The phone call woke us early that Monday morning. “I am so sorry, the results confirm the baby has Down Syndrome”. Over the weekend, we had come to a decision that we would keep the baby, but the news was still incredibly hard to hear.
We struggled to filter out all the medical input, and to determine for ourselves what we thought, how we felt and what we believed. Naively, it was also not a conversation that we had had in the early days of our pregnancy. Neither of us had ever really known someone with Down Syndrome, and we didn’t have much exposure to any children or people with special needs growing up either.
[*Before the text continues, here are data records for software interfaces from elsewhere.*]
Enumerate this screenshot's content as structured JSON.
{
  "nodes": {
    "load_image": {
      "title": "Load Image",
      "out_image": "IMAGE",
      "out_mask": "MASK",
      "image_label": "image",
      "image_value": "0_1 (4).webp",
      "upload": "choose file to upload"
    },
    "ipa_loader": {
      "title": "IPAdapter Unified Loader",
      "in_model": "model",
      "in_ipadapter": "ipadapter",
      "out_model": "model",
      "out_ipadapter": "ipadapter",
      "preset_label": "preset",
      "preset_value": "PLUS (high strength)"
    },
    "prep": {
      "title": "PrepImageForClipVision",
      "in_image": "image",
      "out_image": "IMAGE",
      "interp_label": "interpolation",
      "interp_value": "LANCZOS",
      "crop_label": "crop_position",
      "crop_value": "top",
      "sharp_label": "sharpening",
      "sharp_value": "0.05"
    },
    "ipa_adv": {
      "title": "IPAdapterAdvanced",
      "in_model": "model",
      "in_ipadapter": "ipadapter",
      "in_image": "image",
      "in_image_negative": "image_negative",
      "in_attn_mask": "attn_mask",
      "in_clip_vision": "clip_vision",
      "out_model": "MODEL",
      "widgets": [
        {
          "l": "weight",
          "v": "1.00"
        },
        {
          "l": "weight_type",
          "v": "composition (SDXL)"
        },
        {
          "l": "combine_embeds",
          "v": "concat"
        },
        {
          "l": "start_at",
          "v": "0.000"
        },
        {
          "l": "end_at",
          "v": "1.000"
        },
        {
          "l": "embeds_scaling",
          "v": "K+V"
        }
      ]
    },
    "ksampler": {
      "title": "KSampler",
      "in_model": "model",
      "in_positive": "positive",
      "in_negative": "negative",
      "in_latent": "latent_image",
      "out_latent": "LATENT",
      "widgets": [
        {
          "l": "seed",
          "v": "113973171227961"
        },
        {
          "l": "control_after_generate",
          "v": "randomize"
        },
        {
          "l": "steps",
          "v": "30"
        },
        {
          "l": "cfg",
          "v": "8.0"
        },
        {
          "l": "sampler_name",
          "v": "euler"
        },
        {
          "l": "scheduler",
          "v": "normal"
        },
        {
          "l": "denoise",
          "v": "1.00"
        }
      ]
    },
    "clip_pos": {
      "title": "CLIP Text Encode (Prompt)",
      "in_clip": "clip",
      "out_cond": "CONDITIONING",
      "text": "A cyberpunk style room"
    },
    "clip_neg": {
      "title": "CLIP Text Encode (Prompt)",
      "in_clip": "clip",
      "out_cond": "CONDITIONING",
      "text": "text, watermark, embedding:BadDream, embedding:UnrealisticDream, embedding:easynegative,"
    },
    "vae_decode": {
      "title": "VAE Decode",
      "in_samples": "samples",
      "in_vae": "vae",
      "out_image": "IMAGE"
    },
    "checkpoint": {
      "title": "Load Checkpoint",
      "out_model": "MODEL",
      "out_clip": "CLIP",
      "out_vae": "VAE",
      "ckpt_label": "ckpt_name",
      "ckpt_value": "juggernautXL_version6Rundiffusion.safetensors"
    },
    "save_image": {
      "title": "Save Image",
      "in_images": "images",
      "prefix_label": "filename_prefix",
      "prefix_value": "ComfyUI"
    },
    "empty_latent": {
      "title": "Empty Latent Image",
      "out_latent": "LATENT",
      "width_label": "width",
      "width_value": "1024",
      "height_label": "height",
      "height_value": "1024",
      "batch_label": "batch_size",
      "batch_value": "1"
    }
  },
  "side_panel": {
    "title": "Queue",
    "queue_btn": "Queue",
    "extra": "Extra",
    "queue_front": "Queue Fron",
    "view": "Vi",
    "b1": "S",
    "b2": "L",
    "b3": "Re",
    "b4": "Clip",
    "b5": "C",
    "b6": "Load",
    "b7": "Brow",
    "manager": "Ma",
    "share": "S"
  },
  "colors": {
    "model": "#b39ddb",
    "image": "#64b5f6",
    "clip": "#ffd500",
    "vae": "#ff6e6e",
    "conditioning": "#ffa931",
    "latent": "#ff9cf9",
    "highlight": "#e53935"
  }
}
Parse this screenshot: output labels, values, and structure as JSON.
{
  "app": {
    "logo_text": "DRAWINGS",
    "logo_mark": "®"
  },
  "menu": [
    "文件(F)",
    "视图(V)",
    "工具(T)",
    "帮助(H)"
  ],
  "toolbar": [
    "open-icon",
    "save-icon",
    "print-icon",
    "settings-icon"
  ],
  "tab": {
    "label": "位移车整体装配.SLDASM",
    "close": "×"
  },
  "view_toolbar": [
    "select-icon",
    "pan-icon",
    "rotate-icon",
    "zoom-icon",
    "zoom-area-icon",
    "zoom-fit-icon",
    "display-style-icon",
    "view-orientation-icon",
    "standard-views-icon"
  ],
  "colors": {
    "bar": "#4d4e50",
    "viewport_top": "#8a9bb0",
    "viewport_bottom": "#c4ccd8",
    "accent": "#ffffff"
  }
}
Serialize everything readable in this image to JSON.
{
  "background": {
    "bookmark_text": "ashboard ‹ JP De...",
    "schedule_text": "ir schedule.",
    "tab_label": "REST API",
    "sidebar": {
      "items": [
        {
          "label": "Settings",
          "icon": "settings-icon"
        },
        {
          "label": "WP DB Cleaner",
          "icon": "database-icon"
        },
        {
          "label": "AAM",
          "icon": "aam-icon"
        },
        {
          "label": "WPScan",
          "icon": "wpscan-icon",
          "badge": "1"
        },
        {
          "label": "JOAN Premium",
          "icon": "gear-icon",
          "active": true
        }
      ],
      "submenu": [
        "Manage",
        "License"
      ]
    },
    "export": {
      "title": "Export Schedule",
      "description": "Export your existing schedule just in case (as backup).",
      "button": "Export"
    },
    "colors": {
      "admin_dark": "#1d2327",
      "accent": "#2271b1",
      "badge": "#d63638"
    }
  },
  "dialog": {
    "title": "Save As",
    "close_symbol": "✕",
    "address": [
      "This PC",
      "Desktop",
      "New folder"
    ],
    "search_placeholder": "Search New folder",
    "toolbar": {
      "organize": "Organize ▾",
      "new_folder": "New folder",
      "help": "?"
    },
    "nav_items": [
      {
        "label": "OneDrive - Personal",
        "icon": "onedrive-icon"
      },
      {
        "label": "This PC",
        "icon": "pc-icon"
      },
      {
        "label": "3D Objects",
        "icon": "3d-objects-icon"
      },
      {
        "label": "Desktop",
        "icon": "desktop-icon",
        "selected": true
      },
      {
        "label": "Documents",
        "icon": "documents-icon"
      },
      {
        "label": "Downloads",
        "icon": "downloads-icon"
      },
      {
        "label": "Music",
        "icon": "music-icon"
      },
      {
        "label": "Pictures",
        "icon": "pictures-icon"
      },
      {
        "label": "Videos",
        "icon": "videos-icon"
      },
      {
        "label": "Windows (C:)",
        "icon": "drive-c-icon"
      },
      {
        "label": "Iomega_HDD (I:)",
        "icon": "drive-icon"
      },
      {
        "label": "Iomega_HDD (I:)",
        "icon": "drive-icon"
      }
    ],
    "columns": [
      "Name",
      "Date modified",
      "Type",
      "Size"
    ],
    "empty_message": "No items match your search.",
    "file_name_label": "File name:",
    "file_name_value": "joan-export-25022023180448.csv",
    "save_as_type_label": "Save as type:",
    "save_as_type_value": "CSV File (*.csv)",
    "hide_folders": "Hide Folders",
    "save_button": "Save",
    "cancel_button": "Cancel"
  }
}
No-one ever spoke to us about the life inside me, that Down Syndrome children are more alike than different, that we would get through the medical challenges and that we would love her from the deepest part of ourselves.
We felt distanced from the life inside me and it was a slow journey of getting ourselves back on track to being excited to meet our little one. We found out she was a little girl at around 7 months with the idea it would contribute to this anticipation, and it did.
The final months weren’t the usual final trimester of a pregnancy. I didn’t get a nursery ready, I got the very basic essentials and not much else. I just wasn’t ready. We were still fairly anxious of what lay ahead. We knew we were in for fair medical challenges with the heart defect, but yet the uncertainty of it all made the rest of the story feel very grey.
2. Was her birth affected by her diagnosis?
We had a planned Caesarian Section as we were advised at least this way all the recommended doctors could be on stand-by to ensure that she’d have as much support as she needed after delivery. But she had another plan. At 37 weeks I went into labour and ended up having an emergency C-section. She was given to me very briefly but was taken fairly quickly into NICU to be put on oxygen just for an extra bit of breathing support. I didn’t get to see her for the first few hours and I found that very hard. It felt disjointed for me and I longed to see her. The nurses would bring her to me for a few moments at a time in the beginning, and then she began to spend more and more time with me. The more time I spent with her, the more I began to adore her.
3. What were the first few months like and how has she progressed to current day?
The first few months were a big messy mix of long sluggish feeds, check-ups, weigh-ins and not much else! At 4 months she went in for her first heart operation (Pulmonary Banding) and she weighed a whopping 4kg! She has been in for two additional heart operations since but it is just incredible how children fight through, how quickly they heal and overcome.
Slowly we met more and more families with Down Syndrome children, read up and partnered with fabulous doctors and therapists. It made us realize we were not alone and that there are support systems out there. There has been incredible therapy and support available for each stage we’ve been at with her and yet for the most part, our time is spent playing, hanging out at home and messing about just like any other family.
Meet Katelyn today – she’s full of life, smiles a lot, absolutely loves school and her friends, is besotted with music and trampolines. We are so incredibly proud of her and absolutely could not imagine our lives without her. She has many fans and is a much loved older sister, cousin, granddaughter, niece and friend.
4. Who can you recommend as professional resources for other parents?
Down Syndrome Inclusive Education Foundation:
Dr H. Pribut (Cardiologist)
Ph: 021 422 4851
Dr S. Vosloo (Cardiothoracic Surgeon, Christiaan Barnard Hospital)
Ph: 021 422 2360.
Dr Vosloo was also recommended by Sam in her story.
Mrs M Perrins (Occupational Therapist)
Ph: 021 683 8074
All of these blog posts and more are included in our Online Antenatal Class. To find out more information about our classes and to sign up click here.